# INFORMATION PROVIDED:
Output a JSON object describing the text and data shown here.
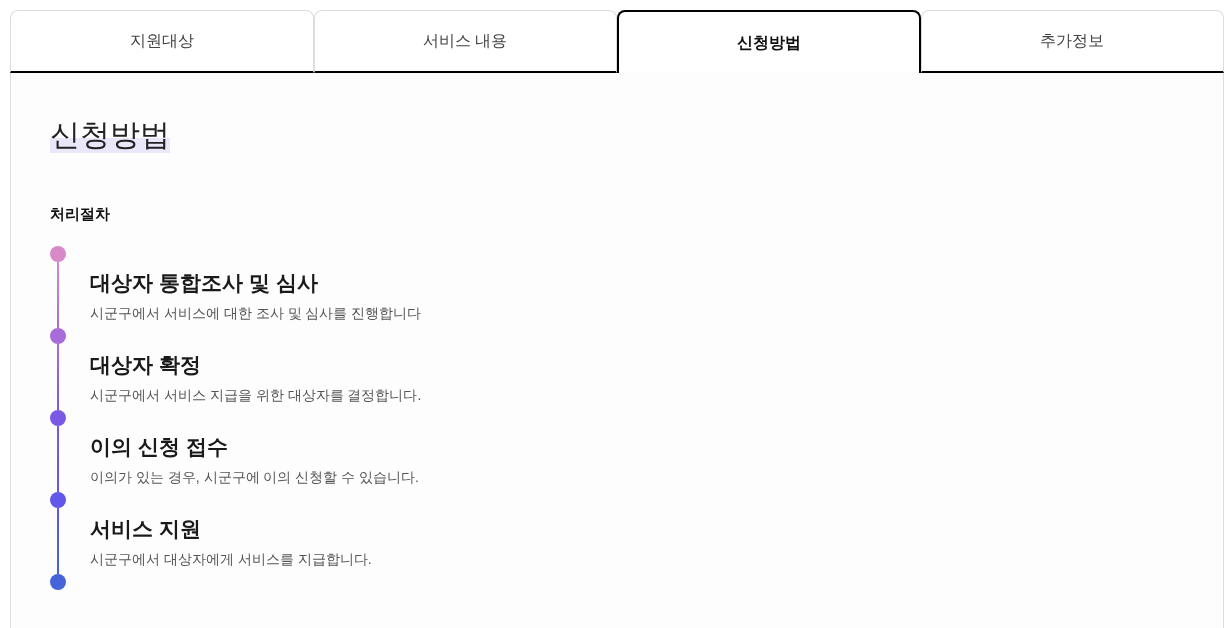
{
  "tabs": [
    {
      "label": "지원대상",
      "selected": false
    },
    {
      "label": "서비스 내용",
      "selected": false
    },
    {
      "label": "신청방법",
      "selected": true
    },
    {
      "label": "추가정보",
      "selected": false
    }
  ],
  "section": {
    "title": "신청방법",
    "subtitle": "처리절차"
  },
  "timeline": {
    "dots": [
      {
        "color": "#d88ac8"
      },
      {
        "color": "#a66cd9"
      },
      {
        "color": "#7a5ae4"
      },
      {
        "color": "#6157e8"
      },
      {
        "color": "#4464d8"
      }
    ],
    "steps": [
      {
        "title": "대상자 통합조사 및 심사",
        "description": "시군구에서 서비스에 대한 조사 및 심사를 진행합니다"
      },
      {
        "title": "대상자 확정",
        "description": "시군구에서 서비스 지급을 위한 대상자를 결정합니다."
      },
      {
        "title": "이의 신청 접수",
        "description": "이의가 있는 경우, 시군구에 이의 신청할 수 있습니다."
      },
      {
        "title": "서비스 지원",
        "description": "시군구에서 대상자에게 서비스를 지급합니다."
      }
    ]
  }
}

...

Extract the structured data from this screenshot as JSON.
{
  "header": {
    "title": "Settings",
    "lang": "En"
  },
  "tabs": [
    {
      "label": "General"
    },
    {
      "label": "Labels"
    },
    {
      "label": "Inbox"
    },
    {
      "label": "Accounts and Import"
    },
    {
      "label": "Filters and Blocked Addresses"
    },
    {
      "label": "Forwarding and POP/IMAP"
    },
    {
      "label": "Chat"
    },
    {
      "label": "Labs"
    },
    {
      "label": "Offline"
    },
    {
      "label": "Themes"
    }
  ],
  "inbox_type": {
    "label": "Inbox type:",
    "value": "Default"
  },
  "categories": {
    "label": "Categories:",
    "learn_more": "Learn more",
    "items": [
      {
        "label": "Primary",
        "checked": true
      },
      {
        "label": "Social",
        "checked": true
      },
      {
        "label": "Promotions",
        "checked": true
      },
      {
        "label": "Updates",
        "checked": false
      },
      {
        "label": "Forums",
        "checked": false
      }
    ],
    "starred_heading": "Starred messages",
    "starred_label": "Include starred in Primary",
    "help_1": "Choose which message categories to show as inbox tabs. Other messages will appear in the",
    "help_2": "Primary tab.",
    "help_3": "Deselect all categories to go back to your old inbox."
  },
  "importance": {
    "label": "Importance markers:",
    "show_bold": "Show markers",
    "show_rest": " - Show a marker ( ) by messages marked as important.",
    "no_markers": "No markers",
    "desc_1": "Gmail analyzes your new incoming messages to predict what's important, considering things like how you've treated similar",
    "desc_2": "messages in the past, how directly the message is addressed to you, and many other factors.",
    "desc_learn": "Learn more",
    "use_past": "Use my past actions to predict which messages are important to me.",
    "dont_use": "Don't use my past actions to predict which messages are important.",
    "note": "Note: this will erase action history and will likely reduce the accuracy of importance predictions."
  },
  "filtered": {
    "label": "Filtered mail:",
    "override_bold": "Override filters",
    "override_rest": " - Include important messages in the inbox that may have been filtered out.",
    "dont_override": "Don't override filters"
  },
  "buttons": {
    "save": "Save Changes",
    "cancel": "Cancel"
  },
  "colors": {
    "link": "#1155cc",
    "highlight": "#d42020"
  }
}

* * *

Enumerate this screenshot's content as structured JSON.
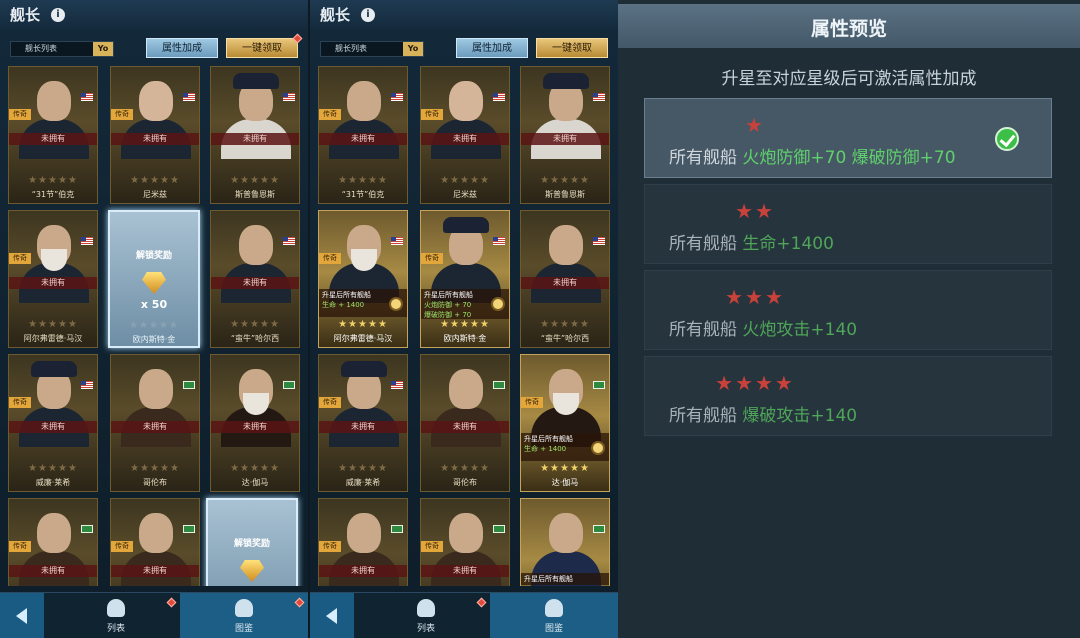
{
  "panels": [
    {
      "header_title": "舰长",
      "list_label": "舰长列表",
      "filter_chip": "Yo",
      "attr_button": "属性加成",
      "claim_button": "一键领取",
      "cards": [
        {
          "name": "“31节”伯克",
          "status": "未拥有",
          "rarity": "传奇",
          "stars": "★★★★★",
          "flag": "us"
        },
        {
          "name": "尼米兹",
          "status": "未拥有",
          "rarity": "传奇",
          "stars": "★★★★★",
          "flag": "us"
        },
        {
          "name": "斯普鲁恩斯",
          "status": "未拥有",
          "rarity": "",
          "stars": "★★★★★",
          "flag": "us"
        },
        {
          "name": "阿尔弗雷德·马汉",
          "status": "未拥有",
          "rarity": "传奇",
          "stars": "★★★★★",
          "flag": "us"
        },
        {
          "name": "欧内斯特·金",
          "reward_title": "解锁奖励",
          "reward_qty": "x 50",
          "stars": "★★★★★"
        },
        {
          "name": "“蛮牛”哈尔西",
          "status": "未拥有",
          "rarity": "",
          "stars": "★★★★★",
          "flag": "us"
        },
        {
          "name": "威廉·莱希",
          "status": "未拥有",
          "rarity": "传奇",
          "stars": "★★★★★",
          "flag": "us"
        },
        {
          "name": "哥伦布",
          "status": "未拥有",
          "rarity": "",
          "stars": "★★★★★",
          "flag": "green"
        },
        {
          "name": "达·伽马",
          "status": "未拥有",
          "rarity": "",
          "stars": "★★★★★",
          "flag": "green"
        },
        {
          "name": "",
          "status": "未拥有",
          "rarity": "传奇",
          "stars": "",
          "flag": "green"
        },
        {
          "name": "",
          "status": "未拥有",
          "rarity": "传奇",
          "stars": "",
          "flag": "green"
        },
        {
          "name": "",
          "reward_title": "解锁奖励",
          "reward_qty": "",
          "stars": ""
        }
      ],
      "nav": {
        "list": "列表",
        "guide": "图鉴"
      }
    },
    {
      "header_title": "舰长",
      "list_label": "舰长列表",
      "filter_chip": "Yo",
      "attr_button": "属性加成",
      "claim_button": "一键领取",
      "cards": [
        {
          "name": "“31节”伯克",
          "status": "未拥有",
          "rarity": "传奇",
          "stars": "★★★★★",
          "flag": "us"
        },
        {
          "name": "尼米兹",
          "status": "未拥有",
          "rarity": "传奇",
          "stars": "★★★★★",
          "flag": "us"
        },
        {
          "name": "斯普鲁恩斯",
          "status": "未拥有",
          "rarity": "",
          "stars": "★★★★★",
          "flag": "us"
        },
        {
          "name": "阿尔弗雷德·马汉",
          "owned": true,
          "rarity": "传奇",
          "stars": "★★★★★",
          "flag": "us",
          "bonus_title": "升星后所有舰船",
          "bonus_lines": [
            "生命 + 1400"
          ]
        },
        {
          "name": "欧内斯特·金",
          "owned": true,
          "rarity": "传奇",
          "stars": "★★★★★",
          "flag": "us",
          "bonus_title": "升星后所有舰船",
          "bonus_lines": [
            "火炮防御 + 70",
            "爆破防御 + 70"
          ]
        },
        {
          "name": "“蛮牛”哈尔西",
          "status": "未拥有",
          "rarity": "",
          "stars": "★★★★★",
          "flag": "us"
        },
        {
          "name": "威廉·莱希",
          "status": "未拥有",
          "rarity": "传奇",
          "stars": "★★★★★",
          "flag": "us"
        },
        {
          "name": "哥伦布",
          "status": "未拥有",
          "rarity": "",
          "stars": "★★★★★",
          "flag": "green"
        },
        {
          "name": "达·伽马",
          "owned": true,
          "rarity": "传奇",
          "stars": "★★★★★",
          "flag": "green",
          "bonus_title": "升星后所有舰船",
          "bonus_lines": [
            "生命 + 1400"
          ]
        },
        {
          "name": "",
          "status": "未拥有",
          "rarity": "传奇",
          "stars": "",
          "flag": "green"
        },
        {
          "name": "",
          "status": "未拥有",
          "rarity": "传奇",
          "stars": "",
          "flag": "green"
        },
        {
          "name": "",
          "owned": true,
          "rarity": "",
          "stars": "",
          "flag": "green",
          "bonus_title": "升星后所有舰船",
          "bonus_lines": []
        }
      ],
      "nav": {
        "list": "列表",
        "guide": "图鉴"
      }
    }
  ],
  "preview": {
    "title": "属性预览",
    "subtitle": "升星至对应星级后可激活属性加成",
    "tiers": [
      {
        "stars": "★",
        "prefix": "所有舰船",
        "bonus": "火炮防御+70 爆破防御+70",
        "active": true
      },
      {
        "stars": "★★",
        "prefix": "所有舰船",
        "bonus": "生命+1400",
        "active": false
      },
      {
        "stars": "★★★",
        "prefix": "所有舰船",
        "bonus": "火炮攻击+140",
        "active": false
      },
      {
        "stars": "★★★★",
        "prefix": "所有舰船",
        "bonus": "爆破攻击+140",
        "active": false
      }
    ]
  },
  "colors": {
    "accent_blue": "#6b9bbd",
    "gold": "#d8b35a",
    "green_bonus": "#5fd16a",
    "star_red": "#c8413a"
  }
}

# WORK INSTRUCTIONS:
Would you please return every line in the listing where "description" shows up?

# REPLY:
        "description": "시군구에서 서비스에 대한 조사 및 심사를 진행합니다"
        "description": "시군구에서 서비스 지급을 위한 대상자를 결정합니다."
        "description": "이의가 있는 경우, 시군구에 이의 신청할 수 있습니다."
        "description": "시군구에서 대상자에게 서비스를 지급합니다."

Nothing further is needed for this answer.